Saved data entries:
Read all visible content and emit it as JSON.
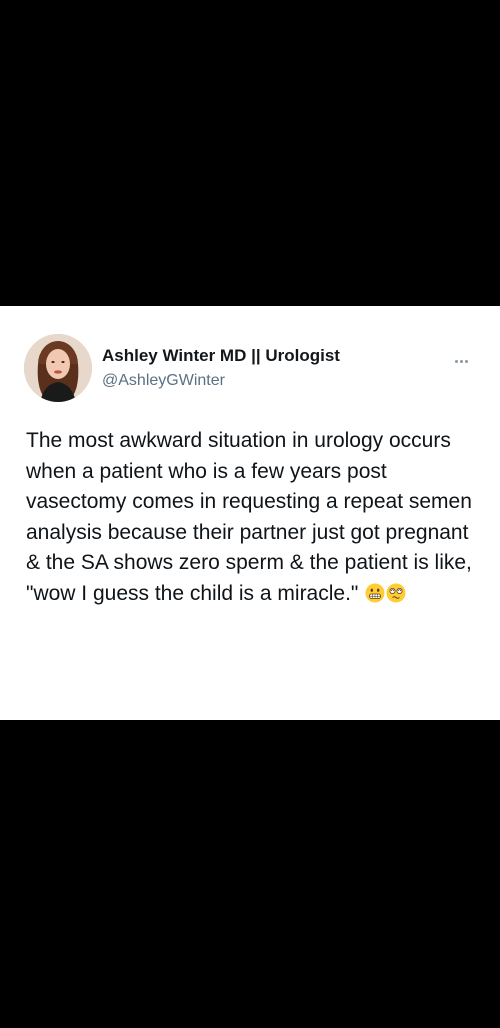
{
  "tweet": {
    "author_name": "Ashley Winter MD || Urologist",
    "author_handle": "@AshleyGWinter",
    "text": "The most awkward situation in urology occurs when a patient who is a few years post vasectomy comes in requesting a repeat semen analysis because their partner just got pregnant & the SA shows zero sperm & the patient is like, \"wow I guess the child is a miracle.\"",
    "emojis": [
      "grimacing-face-emoji",
      "dizzy-face-emoji"
    ],
    "more_icon": "more-options-icon"
  },
  "colors": {
    "card_background": "#ffffff",
    "page_background": "#000000",
    "name_color": "#14171a",
    "handle_color": "#5b7083",
    "text_color": "#0f1419"
  }
}
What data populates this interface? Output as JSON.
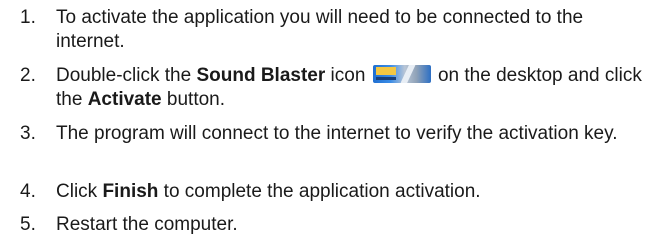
{
  "steps": [
    {
      "number": "1.",
      "text": "To activate the application you will need to be connected to the internet."
    },
    {
      "number": "2.",
      "text_before": "Double-click the ",
      "bold_1": "Sound Blaster",
      "text_middle": " icon ",
      "icon_name": "sound-blaster-icon",
      "text_after_icon": " on the desktop and click the ",
      "bold_2": "Activate",
      "text_end": " button."
    },
    {
      "number": "3.",
      "text": "The program will connect to the internet to verify the activation key."
    },
    {
      "number": "4.",
      "text_before": "Click ",
      "bold": "Finish",
      "text_after": " to complete the application activation."
    },
    {
      "number": "5.",
      "text": "Restart the computer."
    }
  ]
}
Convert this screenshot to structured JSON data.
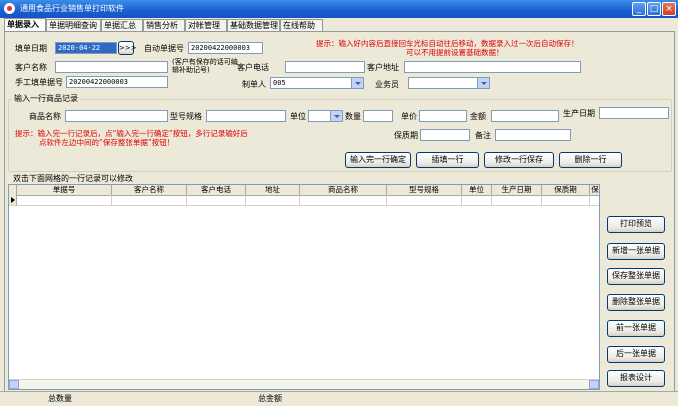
{
  "window": {
    "title": "通用食品行业销售单打印软件"
  },
  "tabs": [
    "单据录入",
    "单据明细查询",
    "单据汇总",
    "销售分析",
    "对帐管理",
    "基础数据管理",
    "在线帮助"
  ],
  "form": {
    "date_label": "填单日期",
    "date_value": "2020-04-22",
    "date_button": ">>>",
    "auto_no_label": "自动单据号",
    "auto_no_value": "20200422000003",
    "hint1": "提示：输入好内容后直接回车光标自动往后移动，数据录入过一次后自动保存！",
    "hint2": "可以不用提前设置基础数据！",
    "customer_label": "客户名称",
    "customer_note": "(客户有保存的话可编辑补助记号)",
    "phone_label": "客户电话",
    "address_label": "客户地址",
    "manual_no_label": "手工填单据号",
    "manual_no_value": "20200422000003",
    "maker_label": "制单人",
    "maker_value": "005",
    "clerk_label": "业务员",
    "clerk_value": ""
  },
  "item_group": {
    "title": "输入一行商品记录",
    "product_label": "商品名称",
    "model_label": "型号规格",
    "unit_label": "单位",
    "qty_label": "数量",
    "price_label": "单价",
    "amount_label": "金额",
    "prod_date_label": "生产日期",
    "shelf_label": "保质期",
    "remark_label": "备注",
    "hint1": "提示：输入完一行记录后，点“输入完一行确定”按钮，多行记录输好后",
    "hint2": "点软件左边中间的“保存整张单据”按钮！",
    "btn_confirm": "输入完一行确定",
    "btn_blank": "插填一行",
    "btn_modify": "修改一行保存",
    "btn_delete": "删除一行"
  },
  "grid": {
    "title": "双击下面网格的一行记录可以修改",
    "columns": [
      "单据号",
      "客户名称",
      "客户电话",
      "地址",
      "商品名称",
      "型号规格",
      "单位",
      "生产日期",
      "保质期"
    ]
  },
  "side_buttons": {
    "print": "打印预览",
    "new": "新增一张单据",
    "save": "保存整张单据",
    "delete": "删除整张单据",
    "prev": "前一张单据",
    "next": "后一张单据",
    "design": "报表设计"
  },
  "status": {
    "total_qty_label": "总数量",
    "total_amount_label": "总金额"
  }
}
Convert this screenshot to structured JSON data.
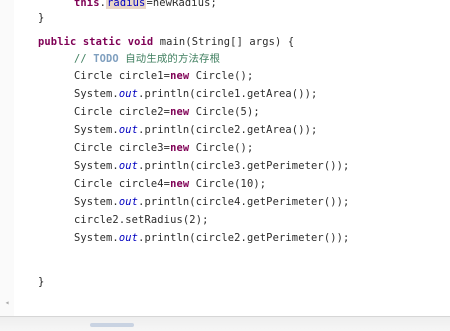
{
  "code": {
    "line_1": {
      "kw": "this",
      "dot": ".",
      "field": "radius",
      "rest": "=newRadius;"
    },
    "line_2": "}",
    "line_3": {
      "kw1": "public",
      "kw2": "static",
      "kw3": "void",
      "rest": "main(String[] args) {"
    },
    "line_4": {
      "slashes": "// ",
      "todo": "TODO",
      "text": "自动生成的方法存根"
    },
    "line_5": {
      "pre": "Circle circle1=",
      "kw": "new",
      "post": " Circle();"
    },
    "line_6": {
      "pre": "System.",
      "field": "out",
      "post": ".println(circle1.getArea());"
    },
    "line_7": {
      "pre": "Circle circle2=",
      "kw": "new",
      "post": " Circle(5);"
    },
    "line_8": {
      "pre": "System.",
      "field": "out",
      "post": ".println(circle2.getArea());"
    },
    "line_9": {
      "pre": "Circle circle3=",
      "kw": "new",
      "post": " Circle();"
    },
    "line_10": {
      "pre": "System.",
      "field": "out",
      "post": ".println(circle3.getPerimeter());"
    },
    "line_11": {
      "pre": "Circle circle4=",
      "kw": "new",
      "post": " Circle(10);"
    },
    "line_12": {
      "pre": "System.",
      "field": "out",
      "post": ".println(circle4.getPerimeter());"
    },
    "line_13": "circle2.setRadius(2);",
    "line_14": {
      "pre": "System.",
      "field": "out",
      "post": ".println(circle2.getPerimeter());"
    },
    "line_15": "}"
  },
  "colors": {
    "keyword": "#7f0055",
    "field": "#0000c0",
    "comment": "#3f7f5f",
    "todo": "#7f9fbf",
    "highlight": "#e8d6c8"
  }
}
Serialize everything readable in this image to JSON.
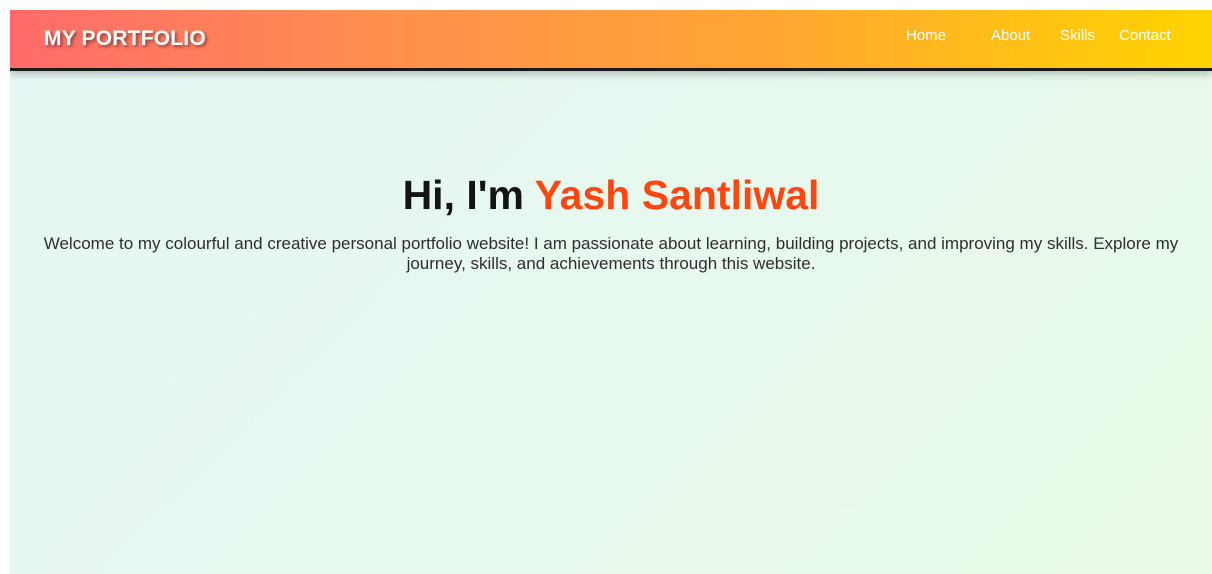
{
  "navbar": {
    "logo": "MY PORTFOLIO",
    "links": [
      {
        "label": "Home"
      },
      {
        "label": "About"
      },
      {
        "label": "Skills"
      },
      {
        "label": "Contact"
      }
    ]
  },
  "hero": {
    "greeting": "Hi, I'm ",
    "name": "Yash Santliwal",
    "description": "Welcome to my colourful and creative personal portfolio website! I am passionate about learning, building projects, and improving my skills. Explore my journey, skills, and achievements through this website."
  },
  "colors": {
    "accent": "#ff4510",
    "nav_gradient_start": "#ff6b6b",
    "nav_gradient_end": "#ffd400",
    "background": "#e7f7f0"
  }
}
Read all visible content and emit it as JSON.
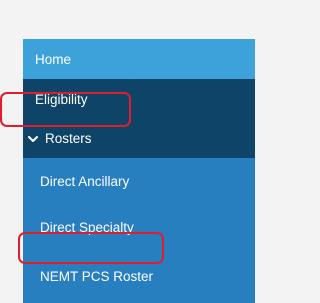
{
  "sidebar": {
    "items": [
      {
        "label": "Home",
        "color": "#3ea2da"
      },
      {
        "label": "Eligibility",
        "color": "#0f4469"
      },
      {
        "label": "Rosters",
        "icon": "chevron-down-icon",
        "color": "#0f4469"
      },
      {
        "label": "Direct Ancillary",
        "color": "#287fc0"
      },
      {
        "label": "Direct Specialty",
        "color": "#287fc0"
      },
      {
        "label": "NEMT PCS Roster",
        "color": "#287fc0"
      }
    ]
  },
  "annotations": {
    "highlight_color": "#e11d2b"
  }
}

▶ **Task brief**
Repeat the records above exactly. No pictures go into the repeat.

▶ **Expected answer**
Read all visible content and emit it as JSON.
{
  "tweet": {
    "author_name": "Ashley Winter MD || Urologist",
    "author_handle": "@AshleyGWinter",
    "text": "The most awkward situation in urology occurs when a patient who is a few years post vasectomy comes in requesting a repeat semen analysis because their partner just got pregnant & the SA shows zero sperm & the patient is like, \"wow I guess the child is a miracle.\"",
    "emojis": [
      "grimacing-face-emoji",
      "dizzy-face-emoji"
    ],
    "more_icon": "more-options-icon"
  },
  "colors": {
    "card_background": "#ffffff",
    "page_background": "#000000",
    "name_color": "#14171a",
    "handle_color": "#5b7083",
    "text_color": "#0f1419"
  }
}
What data populates this interface? Output as JSON.
{
  "steps": [
    {
      "number": "1.",
      "text": "To activate the application you will need to be connected to the internet."
    },
    {
      "number": "2.",
      "text_before": "Double-click the ",
      "bold_1": "Sound Blaster",
      "text_middle": " icon ",
      "icon_name": "sound-blaster-icon",
      "text_after_icon": " on the desktop and click the ",
      "bold_2": "Activate",
      "text_end": " button."
    },
    {
      "number": "3.",
      "text": "The program will connect to the internet to verify the activation key."
    },
    {
      "number": "4.",
      "text_before": "Click ",
      "bold": "Finish",
      "text_after": " to complete the application activation."
    },
    {
      "number": "5.",
      "text": "Restart the computer."
    }
  ]
}
Convert this screenshot to structured JSON data.
{
  "window": {
    "title": "通用食品行业销售单打印软件"
  },
  "tabs": [
    "单据录入",
    "单据明细查询",
    "单据汇总",
    "销售分析",
    "对帐管理",
    "基础数据管理",
    "在线帮助"
  ],
  "form": {
    "date_label": "填单日期",
    "date_value": "2020-04-22",
    "date_button": ">>>",
    "auto_no_label": "自动单据号",
    "auto_no_value": "20200422000003",
    "hint1": "提示：输入好内容后直接回车光标自动往后移动，数据录入过一次后自动保存！",
    "hint2": "可以不用提前设置基础数据！",
    "customer_label": "客户名称",
    "customer_note": "(客户有保存的话可编辑补助记号)",
    "phone_label": "客户电话",
    "address_label": "客户地址",
    "manual_no_label": "手工填单据号",
    "manual_no_value": "20200422000003",
    "maker_label": "制单人",
    "maker_value": "005",
    "clerk_label": "业务员",
    "clerk_value": ""
  },
  "item_group": {
    "title": "输入一行商品记录",
    "product_label": "商品名称",
    "model_label": "型号规格",
    "unit_label": "单位",
    "qty_label": "数量",
    "price_label": "单价",
    "amount_label": "金额",
    "prod_date_label": "生产日期",
    "shelf_label": "保质期",
    "remark_label": "备注",
    "hint1": "提示：输入完一行记录后，点“输入完一行确定”按钮，多行记录输好后",
    "hint2": "点软件左边中间的“保存整张单据”按钮！",
    "btn_confirm": "输入完一行确定",
    "btn_blank": "插填一行",
    "btn_modify": "修改一行保存",
    "btn_delete": "删除一行"
  },
  "grid": {
    "title": "双击下面网格的一行记录可以修改",
    "columns": [
      "单据号",
      "客户名称",
      "客户电话",
      "地址",
      "商品名称",
      "型号规格",
      "单位",
      "生产日期",
      "保质期"
    ]
  },
  "side_buttons": {
    "print": "打印预览",
    "new": "新增一张单据",
    "save": "保存整张单据",
    "delete": "删除整张单据",
    "prev": "前一张单据",
    "next": "后一张单据",
    "design": "报表设计"
  },
  "status": {
    "total_qty_label": "总数量",
    "total_amount_label": "总金额"
  }
}
Convert this screenshot to structured JSON data.
{
  "code": {
    "line_1": {
      "kw": "this",
      "dot": ".",
      "field": "radius",
      "rest": "=newRadius;"
    },
    "line_2": "}",
    "line_3": {
      "kw1": "public",
      "kw2": "static",
      "kw3": "void",
      "rest": "main(String[] args) {"
    },
    "line_4": {
      "slashes": "// ",
      "todo": "TODO",
      "text": "自动生成的方法存根"
    },
    "line_5": {
      "pre": "Circle circle1=",
      "kw": "new",
      "post": " Circle();"
    },
    "line_6": {
      "pre": "System.",
      "field": "out",
      "post": ".println(circle1.getArea());"
    },
    "line_7": {
      "pre": "Circle circle2=",
      "kw": "new",
      "post": " Circle(5);"
    },
    "line_8": {
      "pre": "System.",
      "field": "out",
      "post": ".println(circle2.getArea());"
    },
    "line_9": {
      "pre": "Circle circle3=",
      "kw": "new",
      "post": " Circle();"
    },
    "line_10": {
      "pre": "System.",
      "field": "out",
      "post": ".println(circle3.getPerimeter());"
    },
    "line_11": {
      "pre": "Circle circle4=",
      "kw": "new",
      "post": " Circle(10);"
    },
    "line_12": {
      "pre": "System.",
      "field": "out",
      "post": ".println(circle4.getPerimeter());"
    },
    "line_13": "circle2.setRadius(2);",
    "line_14": {
      "pre": "System.",
      "field": "out",
      "post": ".println(circle2.getPerimeter());"
    },
    "line_15": "}"
  },
  "colors": {
    "keyword": "#7f0055",
    "field": "#0000c0",
    "comment": "#3f7f5f",
    "todo": "#7f9fbf",
    "highlight": "#e8d6c8"
  }
}
Serialize everything readable in this image to JSON.
{
  "navbar": {
    "logo": "MY PORTFOLIO",
    "links": [
      {
        "label": "Home"
      },
      {
        "label": "About"
      },
      {
        "label": "Skills"
      },
      {
        "label": "Contact"
      }
    ]
  },
  "hero": {
    "greeting": "Hi, I'm ",
    "name": "Yash Santliwal",
    "description": "Welcome to my colourful and creative personal portfolio website! I am passionate about learning, building projects, and improving my skills. Explore my journey, skills, and achievements through this website."
  },
  "colors": {
    "accent": "#ff4510",
    "nav_gradient_start": "#ff6b6b",
    "nav_gradient_end": "#ffd400",
    "background": "#e7f7f0"
  }
}
Read all visible content and emit it as JSON.
{
  "sidebar": {
    "items": [
      {
        "label": "Home",
        "color": "#3ea2da"
      },
      {
        "label": "Eligibility",
        "color": "#0f4469"
      },
      {
        "label": "Rosters",
        "icon": "chevron-down-icon",
        "color": "#0f4469"
      },
      {
        "label": "Direct Ancillary",
        "color": "#287fc0"
      },
      {
        "label": "Direct Specialty",
        "color": "#287fc0"
      },
      {
        "label": "NEMT PCS Roster",
        "color": "#287fc0"
      }
    ]
  },
  "annotations": {
    "highlight_color": "#e11d2b"
  }
}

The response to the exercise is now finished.